- ½ cup ghee (clarified butter) (100 g) at room temperature
- ¼ teaspoon baking soda (1.25 g)
- ¼ teaspoon salt
- ½ teaspoon cardamom powder (1 g)
- 18 - 20 pistachios (whole) for decoration
- 1 egg yolk
- Take a bowl and sift all-purpose flour, semolina, baking soda, salt and cardamom powder. Add castor sugar to the dry ingredients and whisk together.
- Add the ghee to the dry ingredients and rub it together until a dough is formed. The dough should be soft and if you touch the finger it will leave a small dent.
- Wrap the dough in a plastic wrap and refrigerate for about 30 minutes.
- Preheat the oven at 350 F once you are ready to bake the cookies.
- Take out the dough out of the fridge and make small portions. Each portion should be 30 grams in weight.
- The dough will make 19 cookies.
- Take the balls between the palms of your hands and press it gently. Please the cookies in the baking tray.
- Beat the egg and apply the egg-wash on each cookies with a pastry brush.
- Now decorate the cookies by placing one pistachio on the top.
- Place the baking tray in the middle rack of the oven and bake for 15 - 18 minutes until the edges of the nankhatais are light brown.
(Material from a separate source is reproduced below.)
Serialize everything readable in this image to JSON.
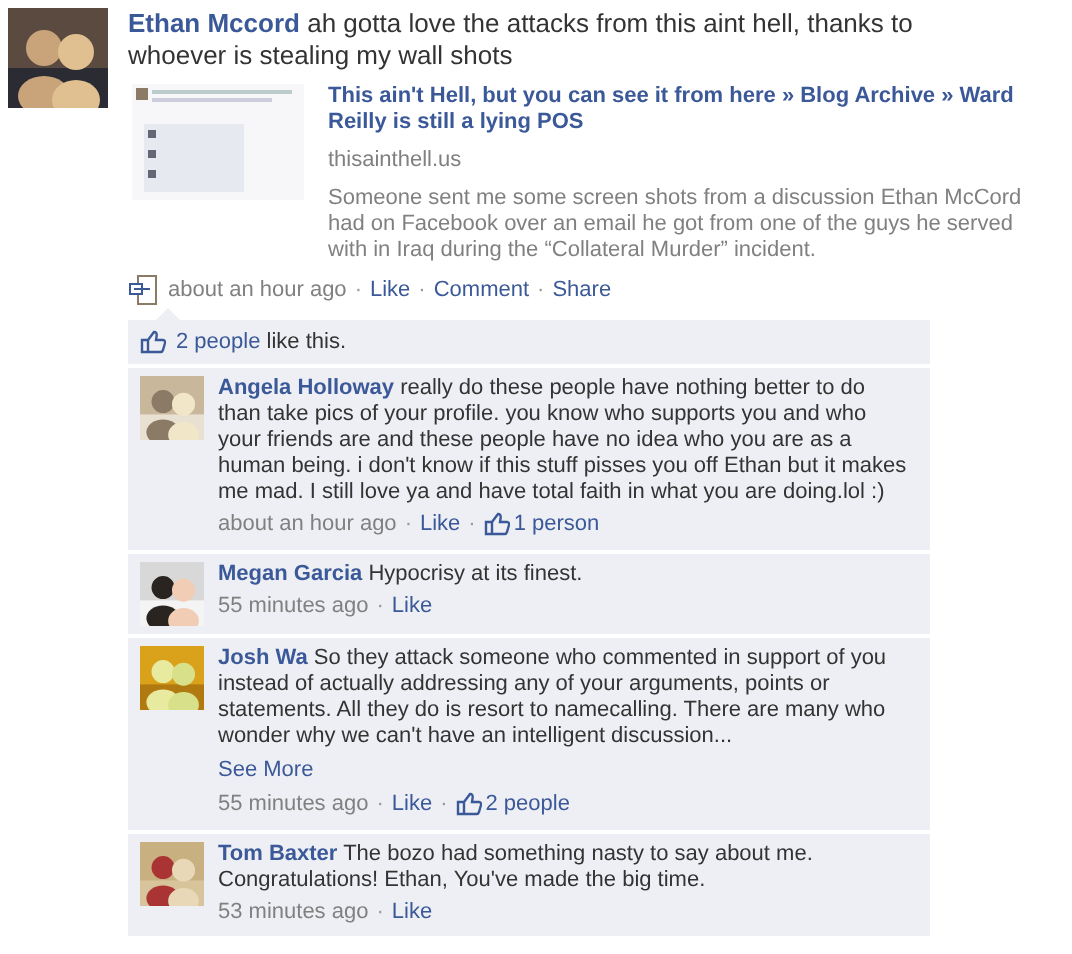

- Once baked, take out the cookies and place them on the wire rack to cool completely.